- [Problem to solve] Restate the whole listing word for word, missing no line.

- [Data supplied]
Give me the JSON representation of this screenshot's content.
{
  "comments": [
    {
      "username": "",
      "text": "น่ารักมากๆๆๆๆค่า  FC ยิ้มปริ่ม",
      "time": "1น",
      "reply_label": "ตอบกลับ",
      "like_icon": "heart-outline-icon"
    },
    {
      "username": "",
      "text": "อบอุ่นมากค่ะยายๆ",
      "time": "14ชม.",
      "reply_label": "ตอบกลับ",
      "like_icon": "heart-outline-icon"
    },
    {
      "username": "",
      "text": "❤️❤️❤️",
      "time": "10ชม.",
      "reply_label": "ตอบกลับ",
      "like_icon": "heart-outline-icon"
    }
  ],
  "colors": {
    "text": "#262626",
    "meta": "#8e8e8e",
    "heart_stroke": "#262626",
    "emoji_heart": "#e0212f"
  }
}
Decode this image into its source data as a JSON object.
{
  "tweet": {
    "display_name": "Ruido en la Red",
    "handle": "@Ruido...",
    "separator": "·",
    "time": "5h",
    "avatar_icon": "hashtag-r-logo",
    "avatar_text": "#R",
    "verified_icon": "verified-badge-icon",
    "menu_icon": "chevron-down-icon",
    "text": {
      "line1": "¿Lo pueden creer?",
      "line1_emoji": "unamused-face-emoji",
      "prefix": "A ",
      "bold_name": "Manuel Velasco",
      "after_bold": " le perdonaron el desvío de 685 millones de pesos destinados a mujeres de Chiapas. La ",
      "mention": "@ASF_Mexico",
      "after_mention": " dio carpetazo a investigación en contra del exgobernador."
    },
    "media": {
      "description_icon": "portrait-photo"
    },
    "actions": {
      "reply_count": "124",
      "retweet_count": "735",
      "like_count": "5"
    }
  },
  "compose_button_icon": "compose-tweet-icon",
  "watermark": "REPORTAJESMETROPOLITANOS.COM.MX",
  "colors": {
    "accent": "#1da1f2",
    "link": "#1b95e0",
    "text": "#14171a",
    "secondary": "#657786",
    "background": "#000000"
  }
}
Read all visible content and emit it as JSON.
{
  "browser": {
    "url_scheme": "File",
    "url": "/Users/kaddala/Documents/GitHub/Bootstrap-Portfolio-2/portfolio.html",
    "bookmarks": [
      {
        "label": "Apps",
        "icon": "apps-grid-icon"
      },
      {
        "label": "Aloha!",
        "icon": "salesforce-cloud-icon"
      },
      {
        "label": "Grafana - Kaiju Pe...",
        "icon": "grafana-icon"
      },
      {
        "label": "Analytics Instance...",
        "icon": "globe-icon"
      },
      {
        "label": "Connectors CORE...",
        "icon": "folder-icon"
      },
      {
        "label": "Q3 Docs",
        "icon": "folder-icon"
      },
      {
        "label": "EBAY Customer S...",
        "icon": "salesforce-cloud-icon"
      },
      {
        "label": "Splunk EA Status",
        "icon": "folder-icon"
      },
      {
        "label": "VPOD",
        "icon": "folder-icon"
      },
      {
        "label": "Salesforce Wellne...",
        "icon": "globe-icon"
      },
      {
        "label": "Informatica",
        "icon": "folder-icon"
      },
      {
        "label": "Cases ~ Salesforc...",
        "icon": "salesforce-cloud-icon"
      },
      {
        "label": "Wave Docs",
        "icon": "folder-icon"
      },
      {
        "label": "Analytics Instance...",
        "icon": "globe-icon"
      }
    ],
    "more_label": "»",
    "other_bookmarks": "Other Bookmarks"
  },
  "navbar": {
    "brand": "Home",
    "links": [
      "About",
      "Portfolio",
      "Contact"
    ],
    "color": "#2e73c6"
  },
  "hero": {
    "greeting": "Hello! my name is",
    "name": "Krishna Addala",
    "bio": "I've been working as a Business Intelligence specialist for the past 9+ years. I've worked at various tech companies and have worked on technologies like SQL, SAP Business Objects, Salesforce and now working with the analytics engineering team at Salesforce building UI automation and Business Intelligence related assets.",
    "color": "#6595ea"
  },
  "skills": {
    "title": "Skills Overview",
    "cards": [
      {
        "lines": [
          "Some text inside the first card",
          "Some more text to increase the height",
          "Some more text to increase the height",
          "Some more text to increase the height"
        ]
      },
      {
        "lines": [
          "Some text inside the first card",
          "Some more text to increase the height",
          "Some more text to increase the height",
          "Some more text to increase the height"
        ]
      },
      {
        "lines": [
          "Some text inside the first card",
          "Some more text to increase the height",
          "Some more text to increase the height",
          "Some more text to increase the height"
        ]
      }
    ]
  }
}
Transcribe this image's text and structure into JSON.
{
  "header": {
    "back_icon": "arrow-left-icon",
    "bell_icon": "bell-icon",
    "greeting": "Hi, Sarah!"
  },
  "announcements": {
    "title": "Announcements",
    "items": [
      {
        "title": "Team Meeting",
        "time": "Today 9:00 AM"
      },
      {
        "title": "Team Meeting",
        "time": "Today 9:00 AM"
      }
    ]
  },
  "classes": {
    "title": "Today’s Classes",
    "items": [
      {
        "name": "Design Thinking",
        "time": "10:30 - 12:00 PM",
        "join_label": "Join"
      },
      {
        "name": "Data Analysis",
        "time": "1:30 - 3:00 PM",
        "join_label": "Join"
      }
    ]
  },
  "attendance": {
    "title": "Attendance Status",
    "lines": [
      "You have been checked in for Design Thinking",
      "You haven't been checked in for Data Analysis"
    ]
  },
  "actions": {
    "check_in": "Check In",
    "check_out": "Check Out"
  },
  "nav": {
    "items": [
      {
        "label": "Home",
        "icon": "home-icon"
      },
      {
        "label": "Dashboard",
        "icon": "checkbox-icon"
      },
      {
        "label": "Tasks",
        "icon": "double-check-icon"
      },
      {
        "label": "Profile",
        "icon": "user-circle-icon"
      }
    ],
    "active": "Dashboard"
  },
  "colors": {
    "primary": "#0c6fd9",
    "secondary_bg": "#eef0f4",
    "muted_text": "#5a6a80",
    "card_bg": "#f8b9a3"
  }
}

- [Exercise output]
Give me the JSON representation of this screenshot's content.
{
  "comments": [
    {
      "username": "",
      "text": "น่ารักมากๆๆๆๆค่า  FC ยิ้มปริ่ม",
      "time": "1น",
      "reply_label": "ตอบกลับ",
      "like_icon": "heart-outline-icon"
    },
    {
      "username": "",
      "text": "อบอุ่นมากค่ะยายๆ",
      "time": "14ชม.",
      "reply_label": "ตอบกลับ",
      "like_icon": "heart-outline-icon"
    },
    {
      "username": "",
      "text": "❤️❤️❤️",
      "time": "10ชม.",
      "reply_label": "ตอบกลับ",
      "like_icon": "heart-outline-icon"
    }
  ],
  "colors": {
    "text": "#262626",
    "meta": "#8e8e8e",
    "heart_stroke": "#262626",
    "emoji_heart": "#e0212f"
  }
}
Decode this image into its source data as a JSON object.
{
  "tweet": {
    "display_name": "Ruido en la Red",
    "handle": "@Ruido...",
    "separator": "·",
    "time": "5h",
    "avatar_icon": "hashtag-r-logo",
    "avatar_text": "#R",
    "verified_icon": "verified-badge-icon",
    "menu_icon": "chevron-down-icon",
    "text": {
      "line1": "¿Lo pueden creer?",
      "line1_emoji": "unamused-face-emoji",
      "prefix": "A ",
      "bold_name": "Manuel Velasco",
      "after_bold": " le perdonaron el desvío de 685 millones de pesos destinados a mujeres de Chiapas. La ",
      "mention": "@ASF_Mexico",
      "after_mention": " dio carpetazo a investigación en contra del exgobernador."
    },
    "media": {
      "description_icon": "portrait-photo"
    },
    "actions": {
      "reply_count": "124",
      "retweet_count": "735",
      "like_count": "5"
    }
  },
  "compose_button_icon": "compose-tweet-icon",
  "watermark": "REPORTAJESMETROPOLITANOS.COM.MX",
  "colors": {
    "accent": "#1da1f2",
    "link": "#1b95e0",
    "text": "#14171a",
    "secondary": "#657786",
    "background": "#000000"
  }
}
Read all visible content and emit it as JSON.
{
  "browser": {
    "url_scheme": "File",
    "url": "/Users/kaddala/Documents/GitHub/Bootstrap-Portfolio-2/portfolio.html",
    "bookmarks": [
      {
        "label": "Apps",
        "icon": "apps-grid-icon"
      },
      {
        "label": "Aloha!",
        "icon": "salesforce-cloud-icon"
      },
      {
        "label": "Grafana - Kaiju Pe...",
        "icon": "grafana-icon"
      },
      {
        "label": "Analytics Instance...",
        "icon": "globe-icon"
      },
      {
        "label": "Connectors CORE...",
        "icon": "folder-icon"
      },
      {
        "label": "Q3 Docs",
        "icon": "folder-icon"
      },
      {
        "label": "EBAY Customer S...",
        "icon": "salesforce-cloud-icon"
      },
      {
        "label": "Splunk EA Status",
        "icon": "folder-icon"
      },
      {
        "label": "VPOD",
        "icon": "folder-icon"
      },
      {
        "label": "Salesforce Wellne...",
        "icon": "globe-icon"
      },
      {
        "label": "Informatica",
        "icon": "folder-icon"
      },
      {
        "label": "Cases ~ Salesforc...",
        "icon": "salesforce-cloud-icon"
      },
      {
        "label": "Wave Docs",
        "icon": "folder-icon"
      },
      {
        "label": "Analytics Instance...",
        "icon": "globe-icon"
      }
    ],
    "more_label": "»",
    "other_bookmarks": "Other Bookmarks"
  },
  "navbar": {
    "brand": "Home",
    "links": [
      "About",
      "Portfolio",
      "Contact"
    ],
    "color": "#2e73c6"
  },
  "hero": {
    "greeting": "Hello! my name is",
    "name": "Krishna Addala",
    "bio": "I've been working as a Business Intelligence specialist for the past 9+ years. I've worked at various tech companies and have worked on technologies like SQL, SAP Business Objects, Salesforce and now working with the analytics engineering team at Salesforce building UI automation and Business Intelligence related assets.",
    "color": "#6595ea"
  },
  "skills": {
    "title": "Skills Overview",
    "cards": [
      {
        "lines": [
          "Some text inside the first card",
          "Some more text to increase the height",
          "Some more text to increase the height",
          "Some more text to increase the height"
        ]
      },
      {
        "lines": [
          "Some text inside the first card",
          "Some more text to increase the height",
          "Some more text to increase the height",
          "Some more text to increase the height"
        ]
      },
      {
        "lines": [
          "Some text inside the first card",
          "Some more text to increase the height",
          "Some more text to increase the height",
          "Some more text to increase the height"
        ]
      }
    ]
  }
}
Transcribe this image's text and structure into JSON.
{
  "header": {
    "back_icon": "arrow-left-icon",
    "bell_icon": "bell-icon",
    "greeting": "Hi, Sarah!"
  },
  "announcements": {
    "title": "Announcements",
    "items": [
      {
        "title": "Team Meeting",
        "time": "Today 9:00 AM"
      },
      {
        "title": "Team Meeting",
        "time": "Today 9:00 AM"
      }
    ]
  },
  "classes": {
    "title": "Today’s Classes",
    "items": [
      {
        "name": "Design Thinking",
        "time": "10:30 - 12:00 PM",
        "join_label": "Join"
      },
      {
        "name": "Data Analysis",
        "time": "1:30 - 3:00 PM",
        "join_label": "Join"
      }
    ]
  },
  "attendance": {
    "title": "Attendance Status",
    "lines": [
      "You have been checked in for Design Thinking",
      "You haven't been checked in for Data Analysis"
    ]
  },
  "actions": {
    "check_in": "Check In",
    "check_out": "Check Out"
  },
  "nav": {
    "items": [
      {
        "label": "Home",
        "icon": "home-icon"
      },
      {
        "label": "Dashboard",
        "icon": "checkbox-icon"
      },
      {
        "label": "Tasks",
        "icon": "double-check-icon"
      },
      {
        "label": "Profile",
        "icon": "user-circle-icon"
      }
    ],
    "active": "Dashboard"
  },
  "colors": {
    "primary": "#0c6fd9",
    "secondary_bg": "#eef0f4",
    "muted_text": "#5a6a80",
    "card_bg": "#f8b9a3"
  }
}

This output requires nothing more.